fiend, an addict, a connoisseur, if you will. I'm hooked on the social interaction, the games, the reconnection with long lost pals... I just love it. And it's not just Facebook. I love blogging, I love podcasts, I love online media, period. I've even been known to tweet on occasion.
My son has noticed my love for all things internet-related, and over the last year, has developed an interest in getting connected with the world wide web.
Of course, my primary thought was, "Is it okay to let an 8 year old roam the depths of the internet? How do I keep him safe?"
Well, apparently, everybody is doing it and it is just high time that I jumped on the "letting my kid play on the internet" bandwagon. Why not? Online interaction and skills are necessary to communicate in our high-tech world. Much like learning to cook or how to read, it is imperative that our children learn how to navigate the internet safely, sanely, and with skill.
At first, I set Ian up with an email address through Gmail and sent an email on his behalf to trustworthy friends and family to get him started. My parents enjoy getting emails from their precious grandchild and love sending him emails, funny pictures, and videos. Ian sends emails back and forth with his friends. It's a great time.
When Ian lost a tooth, the tooth fairy left him a very special coin from the Denver mint. I helped him look up the coin online and we discovered it was a Denver Mint Facility Medal.
For Christmas, I purchased my son a computer on Craigslist. For $100, it was a pretty sweet deal. The computer isn't anything fancy, but it's enough to play flash games, check his email, chat on Facebook, post pictures, play music... pretty much anything an 8 year old could desire from online media. And thus, a gamer was born.
Ian ran with it. I was tired of him trying to play all my Facebook games, so I set him up with his own, HIGHLY RESTRICTED, account, one which I know the password to and can monitor his activities on there. This has led to some interesting lessons on online etiquette, also known as netiquette. I sometimes wonder, if everyone had learned how to behave on the internet from their parents or some other wise soul, would there be so much annoying and ridiculous content floating on the web out there?
Ian has a few websites and browsers, besides facebook, which he loves. Here are six of them:
Club Penguin was created by Disney. Your child can create a penguin avatar to play games, chat with other kids, and engage in other fun activities. Parents can monitor their child's activity with a parent account, and for a small monthly fee, children can get a membership, which opens up more fun and games.
Yahoo! Kids has a lot of fun, safe games and videos for kids. It also has a page called StudyZone that links to homework help and educational games. This site also has a parents page, which gives advice on current entertainment, online safety and other kid-related media.
PBS Kids has games and activities from all of your kids' favorite PBS television programming. Most of them have an educational bent, so there's no need to worry about too much mindless web surfing. From here, you can also link to PBS Parents, a great resource for parenting in general.
Nick (for older kids) and Nick Jr. (for younger kids) feature games, videos, and activities from all the Nickelodeon shows. You can also check out Parents Connect, which has advice, tips, and recipes for parents.

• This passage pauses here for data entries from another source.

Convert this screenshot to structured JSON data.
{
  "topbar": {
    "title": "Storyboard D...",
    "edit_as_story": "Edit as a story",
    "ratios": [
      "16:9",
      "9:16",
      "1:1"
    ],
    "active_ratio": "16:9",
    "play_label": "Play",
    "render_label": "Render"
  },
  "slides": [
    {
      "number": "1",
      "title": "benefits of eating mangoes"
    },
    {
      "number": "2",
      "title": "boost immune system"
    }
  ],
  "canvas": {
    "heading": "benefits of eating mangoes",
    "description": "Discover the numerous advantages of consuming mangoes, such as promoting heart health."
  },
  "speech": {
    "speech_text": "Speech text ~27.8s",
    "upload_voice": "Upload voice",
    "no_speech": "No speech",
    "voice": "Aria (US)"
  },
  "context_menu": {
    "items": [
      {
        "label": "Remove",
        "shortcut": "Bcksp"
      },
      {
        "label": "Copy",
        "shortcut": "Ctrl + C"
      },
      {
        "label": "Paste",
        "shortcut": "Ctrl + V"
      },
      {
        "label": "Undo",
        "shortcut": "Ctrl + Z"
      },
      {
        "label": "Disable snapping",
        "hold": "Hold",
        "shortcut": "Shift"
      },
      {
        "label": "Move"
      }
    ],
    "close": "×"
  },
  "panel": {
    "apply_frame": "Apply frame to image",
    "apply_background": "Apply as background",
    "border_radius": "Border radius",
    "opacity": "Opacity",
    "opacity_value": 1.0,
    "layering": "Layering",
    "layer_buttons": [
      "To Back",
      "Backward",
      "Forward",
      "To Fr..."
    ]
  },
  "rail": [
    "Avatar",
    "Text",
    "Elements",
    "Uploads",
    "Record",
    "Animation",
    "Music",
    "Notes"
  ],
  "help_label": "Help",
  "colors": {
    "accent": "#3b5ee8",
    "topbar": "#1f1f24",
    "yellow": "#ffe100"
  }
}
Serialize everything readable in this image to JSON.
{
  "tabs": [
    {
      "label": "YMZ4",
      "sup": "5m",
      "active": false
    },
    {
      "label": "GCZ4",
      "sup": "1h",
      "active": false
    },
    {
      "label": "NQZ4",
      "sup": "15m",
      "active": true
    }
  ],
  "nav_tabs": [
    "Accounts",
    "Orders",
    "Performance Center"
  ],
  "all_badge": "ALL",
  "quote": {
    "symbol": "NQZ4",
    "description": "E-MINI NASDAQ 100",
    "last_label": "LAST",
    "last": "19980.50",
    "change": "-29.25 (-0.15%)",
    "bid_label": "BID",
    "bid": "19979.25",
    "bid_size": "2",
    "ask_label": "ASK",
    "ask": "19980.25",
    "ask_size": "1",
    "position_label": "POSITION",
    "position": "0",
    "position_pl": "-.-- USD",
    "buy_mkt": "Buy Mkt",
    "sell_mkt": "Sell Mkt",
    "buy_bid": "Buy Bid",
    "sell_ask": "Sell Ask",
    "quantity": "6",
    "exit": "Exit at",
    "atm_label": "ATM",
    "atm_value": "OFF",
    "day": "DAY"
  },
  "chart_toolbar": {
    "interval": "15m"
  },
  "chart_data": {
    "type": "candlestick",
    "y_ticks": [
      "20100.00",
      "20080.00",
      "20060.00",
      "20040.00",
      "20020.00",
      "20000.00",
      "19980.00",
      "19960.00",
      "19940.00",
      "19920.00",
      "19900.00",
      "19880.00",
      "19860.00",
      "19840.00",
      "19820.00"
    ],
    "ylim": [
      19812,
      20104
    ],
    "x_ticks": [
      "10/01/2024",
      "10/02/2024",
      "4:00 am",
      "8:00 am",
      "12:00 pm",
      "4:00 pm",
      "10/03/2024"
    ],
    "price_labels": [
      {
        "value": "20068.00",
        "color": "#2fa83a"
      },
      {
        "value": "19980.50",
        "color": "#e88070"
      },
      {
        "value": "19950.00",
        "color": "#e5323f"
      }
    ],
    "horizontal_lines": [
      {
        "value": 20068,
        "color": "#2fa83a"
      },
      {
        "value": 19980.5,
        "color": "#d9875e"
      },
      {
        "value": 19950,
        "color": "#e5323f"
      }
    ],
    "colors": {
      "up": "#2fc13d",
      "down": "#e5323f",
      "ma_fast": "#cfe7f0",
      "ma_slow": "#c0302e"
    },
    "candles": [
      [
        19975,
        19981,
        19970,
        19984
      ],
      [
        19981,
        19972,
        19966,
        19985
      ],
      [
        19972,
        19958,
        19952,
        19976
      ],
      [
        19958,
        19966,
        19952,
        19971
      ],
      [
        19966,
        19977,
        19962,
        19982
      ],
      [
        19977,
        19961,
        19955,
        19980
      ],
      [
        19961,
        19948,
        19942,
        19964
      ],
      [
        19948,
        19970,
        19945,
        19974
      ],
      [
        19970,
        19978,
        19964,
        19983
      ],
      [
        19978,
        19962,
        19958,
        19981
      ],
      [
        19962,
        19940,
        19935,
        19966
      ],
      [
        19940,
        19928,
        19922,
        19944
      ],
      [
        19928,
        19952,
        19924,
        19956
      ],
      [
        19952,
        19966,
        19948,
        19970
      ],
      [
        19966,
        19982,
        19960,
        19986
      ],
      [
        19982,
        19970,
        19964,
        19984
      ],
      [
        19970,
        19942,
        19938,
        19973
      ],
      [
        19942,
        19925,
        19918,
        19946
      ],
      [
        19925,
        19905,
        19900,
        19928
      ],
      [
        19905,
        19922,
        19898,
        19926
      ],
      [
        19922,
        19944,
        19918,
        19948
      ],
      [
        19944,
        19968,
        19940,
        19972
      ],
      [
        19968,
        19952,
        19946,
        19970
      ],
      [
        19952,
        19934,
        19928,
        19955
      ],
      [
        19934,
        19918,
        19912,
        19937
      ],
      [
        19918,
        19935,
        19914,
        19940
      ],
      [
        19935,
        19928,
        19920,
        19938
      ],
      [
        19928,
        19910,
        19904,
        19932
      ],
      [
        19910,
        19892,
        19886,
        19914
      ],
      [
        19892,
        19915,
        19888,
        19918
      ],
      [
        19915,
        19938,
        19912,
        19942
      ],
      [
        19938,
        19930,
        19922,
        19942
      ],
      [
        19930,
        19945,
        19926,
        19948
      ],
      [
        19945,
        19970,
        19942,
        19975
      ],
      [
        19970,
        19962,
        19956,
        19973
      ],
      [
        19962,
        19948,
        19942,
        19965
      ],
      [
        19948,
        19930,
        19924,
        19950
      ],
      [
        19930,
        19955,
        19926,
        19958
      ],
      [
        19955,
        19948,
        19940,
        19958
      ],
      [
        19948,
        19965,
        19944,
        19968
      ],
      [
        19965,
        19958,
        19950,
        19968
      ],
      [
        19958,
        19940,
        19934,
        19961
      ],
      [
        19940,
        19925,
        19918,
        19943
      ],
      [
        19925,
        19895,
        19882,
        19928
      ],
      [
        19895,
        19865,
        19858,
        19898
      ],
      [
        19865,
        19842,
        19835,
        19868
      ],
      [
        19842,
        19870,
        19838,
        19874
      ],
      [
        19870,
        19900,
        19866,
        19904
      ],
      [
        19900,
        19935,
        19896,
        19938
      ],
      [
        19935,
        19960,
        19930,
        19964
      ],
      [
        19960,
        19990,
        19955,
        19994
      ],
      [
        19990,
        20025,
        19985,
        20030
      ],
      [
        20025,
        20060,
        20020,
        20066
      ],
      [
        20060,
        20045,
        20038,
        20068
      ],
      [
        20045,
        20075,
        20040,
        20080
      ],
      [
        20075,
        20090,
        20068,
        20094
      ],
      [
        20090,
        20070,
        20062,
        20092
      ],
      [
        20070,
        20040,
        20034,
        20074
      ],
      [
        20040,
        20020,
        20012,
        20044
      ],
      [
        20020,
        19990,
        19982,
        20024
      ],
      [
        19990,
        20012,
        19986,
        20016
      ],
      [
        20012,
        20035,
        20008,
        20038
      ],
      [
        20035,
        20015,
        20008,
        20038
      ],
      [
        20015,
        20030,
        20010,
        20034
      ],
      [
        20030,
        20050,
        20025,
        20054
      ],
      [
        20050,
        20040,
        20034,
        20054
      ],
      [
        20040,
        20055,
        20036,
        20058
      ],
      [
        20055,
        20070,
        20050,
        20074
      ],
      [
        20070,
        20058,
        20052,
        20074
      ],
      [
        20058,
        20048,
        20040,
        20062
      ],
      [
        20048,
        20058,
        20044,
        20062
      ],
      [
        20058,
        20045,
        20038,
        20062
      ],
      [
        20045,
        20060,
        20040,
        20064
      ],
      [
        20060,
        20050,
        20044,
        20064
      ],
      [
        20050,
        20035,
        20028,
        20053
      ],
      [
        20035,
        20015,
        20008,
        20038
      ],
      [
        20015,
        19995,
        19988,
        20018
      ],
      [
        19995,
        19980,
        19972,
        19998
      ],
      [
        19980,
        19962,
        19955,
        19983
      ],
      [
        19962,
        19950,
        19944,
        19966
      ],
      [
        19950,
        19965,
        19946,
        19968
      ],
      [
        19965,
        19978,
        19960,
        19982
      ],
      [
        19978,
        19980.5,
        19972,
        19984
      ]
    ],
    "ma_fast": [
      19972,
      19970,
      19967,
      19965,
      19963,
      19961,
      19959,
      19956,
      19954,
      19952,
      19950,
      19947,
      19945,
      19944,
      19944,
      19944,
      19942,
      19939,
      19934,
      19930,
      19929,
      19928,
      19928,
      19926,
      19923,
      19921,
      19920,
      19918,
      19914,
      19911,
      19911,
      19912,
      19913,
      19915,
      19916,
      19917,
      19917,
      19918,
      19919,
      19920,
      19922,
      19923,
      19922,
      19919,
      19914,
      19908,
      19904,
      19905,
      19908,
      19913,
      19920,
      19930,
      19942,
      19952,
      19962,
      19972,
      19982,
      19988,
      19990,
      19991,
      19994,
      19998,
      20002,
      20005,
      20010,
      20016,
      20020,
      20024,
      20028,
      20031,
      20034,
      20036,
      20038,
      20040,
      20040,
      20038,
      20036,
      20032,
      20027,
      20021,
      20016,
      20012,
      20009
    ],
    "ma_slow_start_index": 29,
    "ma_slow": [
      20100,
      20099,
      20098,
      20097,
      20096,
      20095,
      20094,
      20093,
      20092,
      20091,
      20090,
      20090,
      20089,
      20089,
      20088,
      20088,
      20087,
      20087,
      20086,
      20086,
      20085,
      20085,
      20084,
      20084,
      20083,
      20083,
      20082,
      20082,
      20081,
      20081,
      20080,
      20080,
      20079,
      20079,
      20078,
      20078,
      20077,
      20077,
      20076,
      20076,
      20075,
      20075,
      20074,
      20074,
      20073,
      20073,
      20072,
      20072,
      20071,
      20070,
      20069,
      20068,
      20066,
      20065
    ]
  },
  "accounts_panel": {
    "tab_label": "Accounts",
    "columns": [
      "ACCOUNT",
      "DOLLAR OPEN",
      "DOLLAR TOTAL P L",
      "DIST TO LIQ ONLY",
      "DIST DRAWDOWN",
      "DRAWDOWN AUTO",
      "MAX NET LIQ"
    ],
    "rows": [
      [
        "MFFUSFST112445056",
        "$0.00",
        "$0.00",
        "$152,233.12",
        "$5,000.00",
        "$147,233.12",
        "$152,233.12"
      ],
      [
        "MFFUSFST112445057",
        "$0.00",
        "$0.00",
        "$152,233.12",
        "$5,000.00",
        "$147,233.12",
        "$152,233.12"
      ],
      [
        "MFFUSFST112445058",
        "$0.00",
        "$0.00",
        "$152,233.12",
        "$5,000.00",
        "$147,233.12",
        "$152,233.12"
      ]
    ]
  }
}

KidZui is a safe, fun, kids’ search engine, filter, and online web browser with over 2.5 million parent and teacher approved websites, videos and games. I downloaded this for Ian before he was old enough to navigate the internet with some know-how. It's a great introduction to the web and gives children the freedom to explore on their own safely.
Here are some other websites that kids can play around on without worry:
Kids Know It Network
National Geographic Kids
For more information on your kids and the internet, check out this free e-book by Aldric Chang.